We have seen in the last year and a half the legalization or decriminalization of abortion in countries like Argentina, Mexico and Colombia.
What political reading do you give to a ruling like this in the midst of a green wave on the continent?
It is a sign of the erosion of democracy, because the lack of access to the voluntary interruption of pregnancy is a violation of human rights.
Under the idea that it is not taking sides, the Superior Court has taken sides against the majority sense of the United States.
Statistics show that most people in the country do not believe that those who voluntarily terminate their pregnancy should go to jail.
So it is a Court making decisions against what the majority thinks.
What challenges does this pose for the region?
Younger generations are politically aware of women's rights.
That is a big difference.
I think there is going to be a great solidarity regarding what is happening in the United States.
Latin America is perhaps the great example of a very successful mobilization that can serve, not only to learn lessons, but to generate a solidarity movement among women throughout the region.
The setback is so brutal that I hope it is understood that it is not only a problem of women, it is a problem of democracy.
It is not possible to separate sexual and reproductive rights from citizenship.
After the ruling, a group of companies has announced that they will bear the costs of travel so that their employees can abort in other states.
Isn't that letting the role of the State be occupied by other players?
External players cannot fulfill the role that the State must fulfill.
From the point of view of solidarity, it is extremely welcome, but that is not the solution.
The solution is to have legislation that protects women's equality, it is because States begin to understand that women cannot be seen as instruments of procreation.
Can this sentence open the debate on other rights conquered, such as equal marriage or access to contraception?
The idea that this decision only impacts abortion is absolutely naive and misleading.
There is no limit to reviving other discussions.
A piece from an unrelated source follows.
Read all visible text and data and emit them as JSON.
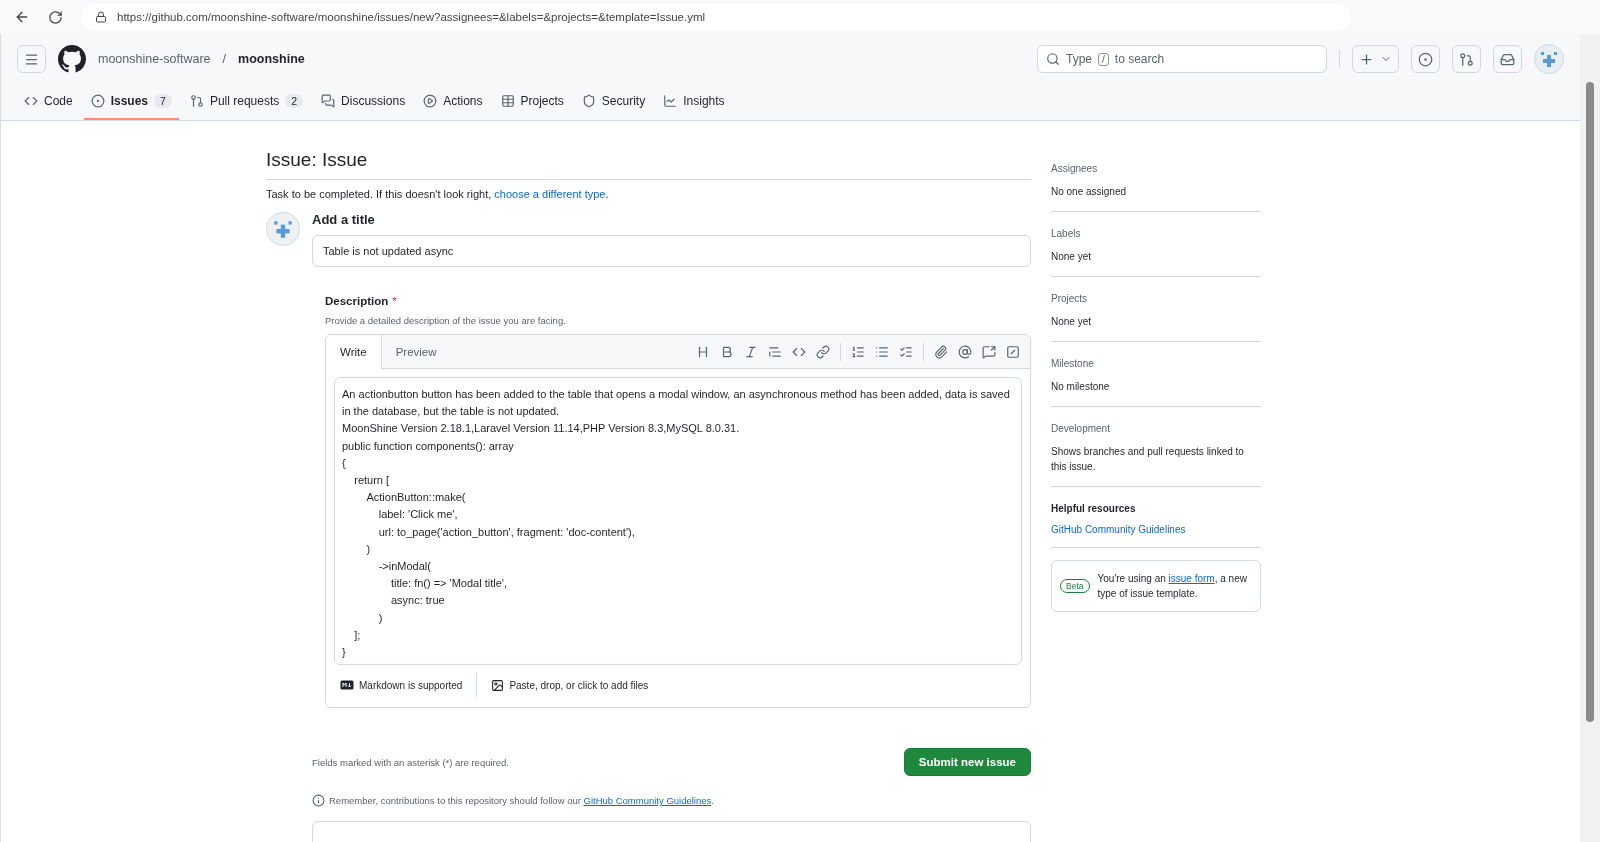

In fact, the concurring opinion of one of the ministers, [Clarence] Thomas, points out that all the decisions that have been made with respect to the same type of substantive right that is not expressly established in the United States Constitution, such as the equality marriage.
Without a doubt, there is a broad risk that this will have a domino effect of setbacks in rights.
But we don't know yet.
Today the problem is that there are a lot of States that have already prohibited access to abortion and, from one day to the next, women stopped having the rights they already had.